In central South Africa you will find the town of De Aar. This is the place I call home and falls in the Northern Cape Province. For election purposes it is described as Ward 5. The town used to be one of the most important links for shipping goods and train travel across the country. With the increase of privately- owned transport as well as faster and more affordable methods of shipping, De Aar’s railway era came to an end around 2000.


The removal of steam engines from the local Transnet (previously known as Spoornet) station led to the layoff of large amounts of workers and contributed to the end of a great era for De Aar. Many years went by and De Aar seemed to be a dying town. The development of non-government solar and wind farms in 2006 changed it all. New buildings stared popping up and people were making a decent living again. Solar Capital is one of the first companies to embrace the alternative route for energy in the Karoo, owned by the Phelan energy group.

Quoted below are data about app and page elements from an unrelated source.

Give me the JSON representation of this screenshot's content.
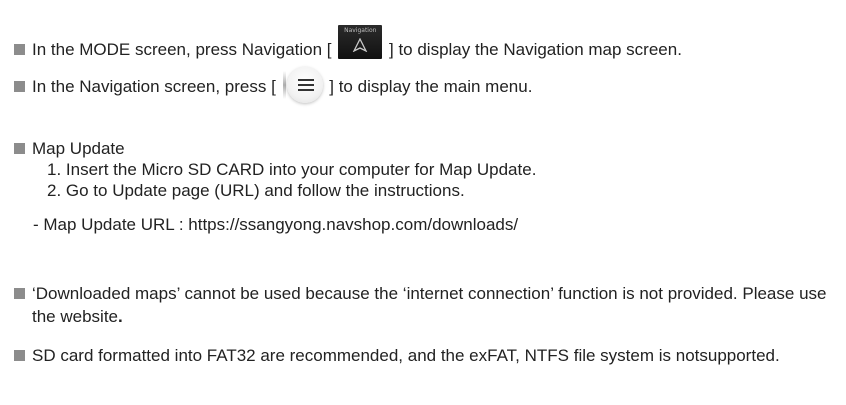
{
  "intro": {
    "line1_before": "In the MODE screen, press Navigation [",
    "line1_icon_label": "Navigation",
    "line1_after": "] to display the Navigation map screen.",
    "line2_before": "In the Navigation screen, press [",
    "line2_after": "] to display the main menu."
  },
  "map_update": {
    "heading": "Map Update",
    "steps": [
      "1. Insert the Micro SD CARD into your computer for Map Update.",
      "2. Go to Update page (URL) and follow the instructions."
    ],
    "url_line": "- Map Update URL : https://ssangyong.navshop.com/downloads/"
  },
  "notes": {
    "downloaded_maps": "‘Downloaded maps’ cannot be used because the ‘internet connection’ function is not provided. Please use the website",
    "downloaded_maps_end": ".",
    "sd_card": "SD card formatted into FAT32 are recommended, and the exFAT, NTFS file system is notsupported."
  },
  "colors": {
    "text": "#222222",
    "bullet": "#8c8c8c"
  }
}
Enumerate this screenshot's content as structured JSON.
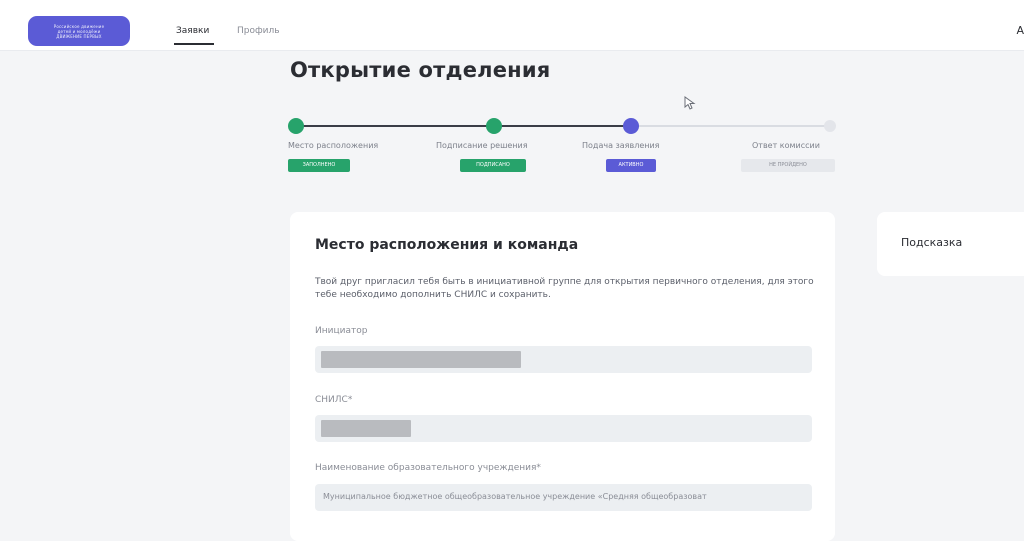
{
  "header": {
    "logo_lines": [
      "Российское движение",
      "детей и молодёжи",
      "ДВИЖЕНИЕ ПЕРВЫХ"
    ],
    "tabs": [
      {
        "label": "Заявки",
        "active": true
      },
      {
        "label": "Профиль",
        "active": false
      }
    ],
    "right_text": "А"
  },
  "page": {
    "title": "Открытие отделения"
  },
  "stepper": {
    "steps": [
      {
        "label": "Место расположения",
        "badge": "ЗАПОЛНЕНО",
        "state": "done",
        "color": "#27a36b"
      },
      {
        "label": "Подписание решения",
        "badge": "ПОДПИСАНО",
        "state": "done",
        "color": "#27a36b"
      },
      {
        "label": "Подача заявления",
        "badge": "АКТИВНО",
        "state": "active",
        "color": "#5b5bd6"
      },
      {
        "label": "Ответ комиссии",
        "badge": "НЕ ПРОЙДЕНО",
        "state": "pending",
        "color": "#e3e5ea"
      }
    ]
  },
  "form": {
    "title": "Место расположения и команда",
    "description": "Твой друг пригласил тебя быть в инициативной группе для открытия первичного отделения, для этого тебе необходимо дополнить СНИЛС и сохранить.",
    "fields": [
      {
        "label": "Инициатор",
        "value": ""
      },
      {
        "label": "СНИЛС*",
        "value": ""
      },
      {
        "label": "Наименование образовательного учреждения*",
        "value": "Муниципальное бюджетное общеобразовательное учреждение «Средняя общеобразоват"
      }
    ]
  },
  "hint": {
    "title": "Подсказка"
  }
}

With a population of about 6051 (Census 2011) and 3572 registered voters for the 2016 local elections, Ward 5 is one of the more important wards of the EMTHANJENI municipality. The main business part of town falls into this ward resulting in most of the muncipality’s economic activity taking place here. From your local corner shop to the more established car dealers, clothing stores and all public offices are spread across this town. It also plays host to a few provincial department offices and the occasional guesthouse and hotel.

The second part of Ward 5 consists of a quiet part of town with an average annual household income of R115 100 and a crime rate below 15%. Good streets and a decent living, people are at peace in Ward 5. The Democratic Alliance has been the ruling party for Ward 5 for the past five years and there has been a reasonable amount of change. Road deformities are close to non-existent and crime at a minimum. I must however, mention that none of the above has ever really been a problem around Ward 5. It has always been seen as the “quiet part of town”.

Before moving to De Aar myself, we used to always visit my grandparents for weeks at a time and it was on one of these visits that I first met Ward 5’s Councillor, Willem Jacobus du Plessis or as we know him Mr Billy. A kind, well-mannered gentleman of 69 that is always willing to listen to the everyday citizen. One phone call later and we were having a cup of coffee at a local coffee shop. Although Mr Billy has more than 35 years of experience in local public management he has only served as councillor for Ward 5 for the past five years.

A lot of things have changed in and around De Aar in this time. Ward 5 has become bigger and will be extended again once the elections are over. According to Mr Billy the biggest change came with the rapid increase in the amount of money coming into the ward with the development of the solar and wind farms on the outskirts of Ward 5. Property prices went up and anyone that is everyone with an extra room or a backyard flat was making more and more money. More businesses opened their doors and the town was buzzing with new people. This did however have an effect on the infrastructure of the ward and presented new challenges.

Mr Billy said that they did have the occasional problem with the removal of garbage and the maintenance of sidewalks but this is a matter of the past. In regards to future changes, he mentioned that they plan to have more roads built in the informal settlements as well as to supply these areas with better infrastructure to protect them against water damage due to storms.

I do however regret I will not be voting in the upcoming municipal elections due a failure to register in the correct ward in De Aar or Bloemfontien where I am a student at the University of the Free State. I was travelling at the time of the final registration and missed the cut off date.